8) Terminator | Lochsa River
Super beautiful and easily accessed along scenic Highway 12, the Lochsa River is known for being “explosive, continuous and high adventure.” Running during peak flows in the spring, the Lochsa draws boaters from across the West. While most whitewater love goes to iconic Lochsa Falls a few miles upstream, another not-to-be-missed crowd favorite is Terminator. Giant entrance waves followed by a pancake slapper lateral from the left has had adventure seekers swimming downstream without a paddle more than once. Whether you stay in the boat or not, it’s guaranteed to be a cold but exciting ride.
9) Blackadar | South Fork of the Payette River
Three high adventure sections of whitewater within twenty minutes of each other make the Payette River a whitewater utopia. And while it’s not the biggest rapid on the South Fork Payette, Blackadar Rapid, right after the portage for Big Falls, makes the best list for being big on fun and scenery.
It’s “about as close to wilderness as you can find on a day stretch in Idaho,” explains Payette River guide Chelsea Galleri. “It feels deep and remote and everyone’s hearts are pounding after having to move boats and people around a giant waterfall!”
Named after Idaho whitewater pioneer and wilderness advocate Walt Blackadar, this relatively forgiving Class IV drop surprises paddlers with a few big hits at the end.
10) Sunbeam | Upper Salmon River
In 1910, a dam was constructed across the Salmon River to create water pressure for mines along the Yankee Fork tributary. After sportsmen and Idaho Fish and Game realized the dam was reducing Sockeye Salmon, the dam was blasted. What remains—Sunbeam Rapid—is a site to behold (as are its waves).
“It’s a unique rapid because as you enter, your bow is angled upstream” says Stanley-area guide Casey Jones. “You can’t see the hydraulics until you come around the corner. If you think you’re going to drive your boat across the current, you’ll fail. You have to run this rapid tight and upper right.”
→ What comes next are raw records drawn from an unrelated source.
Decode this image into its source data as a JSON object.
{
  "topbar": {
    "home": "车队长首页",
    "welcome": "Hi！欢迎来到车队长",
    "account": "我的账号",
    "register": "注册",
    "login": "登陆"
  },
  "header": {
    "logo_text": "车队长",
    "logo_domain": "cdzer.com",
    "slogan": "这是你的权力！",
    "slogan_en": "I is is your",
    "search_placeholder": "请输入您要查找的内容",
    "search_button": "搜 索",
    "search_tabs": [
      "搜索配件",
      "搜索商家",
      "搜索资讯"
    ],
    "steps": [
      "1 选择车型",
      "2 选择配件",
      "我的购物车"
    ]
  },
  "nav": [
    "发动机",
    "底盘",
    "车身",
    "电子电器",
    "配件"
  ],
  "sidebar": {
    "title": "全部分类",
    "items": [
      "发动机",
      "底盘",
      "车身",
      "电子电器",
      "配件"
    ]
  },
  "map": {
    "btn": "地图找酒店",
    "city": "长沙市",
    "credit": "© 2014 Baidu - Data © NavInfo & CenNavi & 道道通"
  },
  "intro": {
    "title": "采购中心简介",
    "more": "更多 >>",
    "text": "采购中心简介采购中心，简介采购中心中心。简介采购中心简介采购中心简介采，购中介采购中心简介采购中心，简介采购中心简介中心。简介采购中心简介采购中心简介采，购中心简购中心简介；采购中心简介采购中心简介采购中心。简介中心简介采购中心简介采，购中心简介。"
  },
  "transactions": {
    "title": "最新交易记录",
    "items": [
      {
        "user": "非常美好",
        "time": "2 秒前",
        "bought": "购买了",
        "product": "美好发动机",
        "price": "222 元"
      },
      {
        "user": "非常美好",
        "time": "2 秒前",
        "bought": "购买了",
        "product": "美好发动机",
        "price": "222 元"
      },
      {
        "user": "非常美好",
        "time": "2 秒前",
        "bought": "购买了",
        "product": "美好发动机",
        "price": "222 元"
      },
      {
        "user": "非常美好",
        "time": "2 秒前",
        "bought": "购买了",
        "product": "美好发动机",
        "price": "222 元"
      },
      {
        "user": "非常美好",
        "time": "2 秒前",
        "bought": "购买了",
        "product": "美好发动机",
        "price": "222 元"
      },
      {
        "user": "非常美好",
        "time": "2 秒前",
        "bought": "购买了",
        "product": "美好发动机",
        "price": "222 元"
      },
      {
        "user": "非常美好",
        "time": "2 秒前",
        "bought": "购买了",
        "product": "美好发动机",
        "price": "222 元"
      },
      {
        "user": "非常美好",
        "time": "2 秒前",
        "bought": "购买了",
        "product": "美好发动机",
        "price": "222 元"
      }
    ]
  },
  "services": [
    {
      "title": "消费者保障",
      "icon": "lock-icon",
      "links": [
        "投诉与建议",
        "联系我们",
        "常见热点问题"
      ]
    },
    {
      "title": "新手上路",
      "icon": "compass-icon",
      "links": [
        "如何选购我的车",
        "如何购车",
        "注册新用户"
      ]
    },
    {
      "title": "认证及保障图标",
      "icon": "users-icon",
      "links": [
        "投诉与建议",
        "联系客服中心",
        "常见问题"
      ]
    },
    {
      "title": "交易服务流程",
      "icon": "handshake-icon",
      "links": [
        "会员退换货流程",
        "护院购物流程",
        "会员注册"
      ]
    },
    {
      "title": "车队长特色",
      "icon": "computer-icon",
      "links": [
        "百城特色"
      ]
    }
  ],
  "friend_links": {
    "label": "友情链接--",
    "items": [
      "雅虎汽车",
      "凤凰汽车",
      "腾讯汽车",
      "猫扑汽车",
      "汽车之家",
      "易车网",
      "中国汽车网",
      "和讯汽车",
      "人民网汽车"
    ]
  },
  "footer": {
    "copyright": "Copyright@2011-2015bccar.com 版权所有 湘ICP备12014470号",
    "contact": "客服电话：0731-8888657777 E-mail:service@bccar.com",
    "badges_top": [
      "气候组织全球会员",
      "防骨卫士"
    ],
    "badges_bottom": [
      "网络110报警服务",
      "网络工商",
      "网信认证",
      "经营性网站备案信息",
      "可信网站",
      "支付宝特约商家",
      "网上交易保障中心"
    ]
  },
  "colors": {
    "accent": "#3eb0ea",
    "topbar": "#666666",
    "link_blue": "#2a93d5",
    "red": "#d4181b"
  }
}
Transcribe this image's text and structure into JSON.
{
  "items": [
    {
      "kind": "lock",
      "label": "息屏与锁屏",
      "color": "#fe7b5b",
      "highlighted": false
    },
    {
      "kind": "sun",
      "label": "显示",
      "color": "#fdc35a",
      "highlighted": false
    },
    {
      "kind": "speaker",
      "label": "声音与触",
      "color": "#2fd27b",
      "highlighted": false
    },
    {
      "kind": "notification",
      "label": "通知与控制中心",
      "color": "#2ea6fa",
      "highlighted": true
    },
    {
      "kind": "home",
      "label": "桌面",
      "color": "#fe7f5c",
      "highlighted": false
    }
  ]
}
And if you blow your line, according to Jones, it’s a huge hit and full-on swim through frothing post-dynamite rebar/concrete waves. Many guides consider it to be one of the most technical and iconic rapids on the Salmon River.
Got an Idaho whitewater favorite? Let us know in the comments.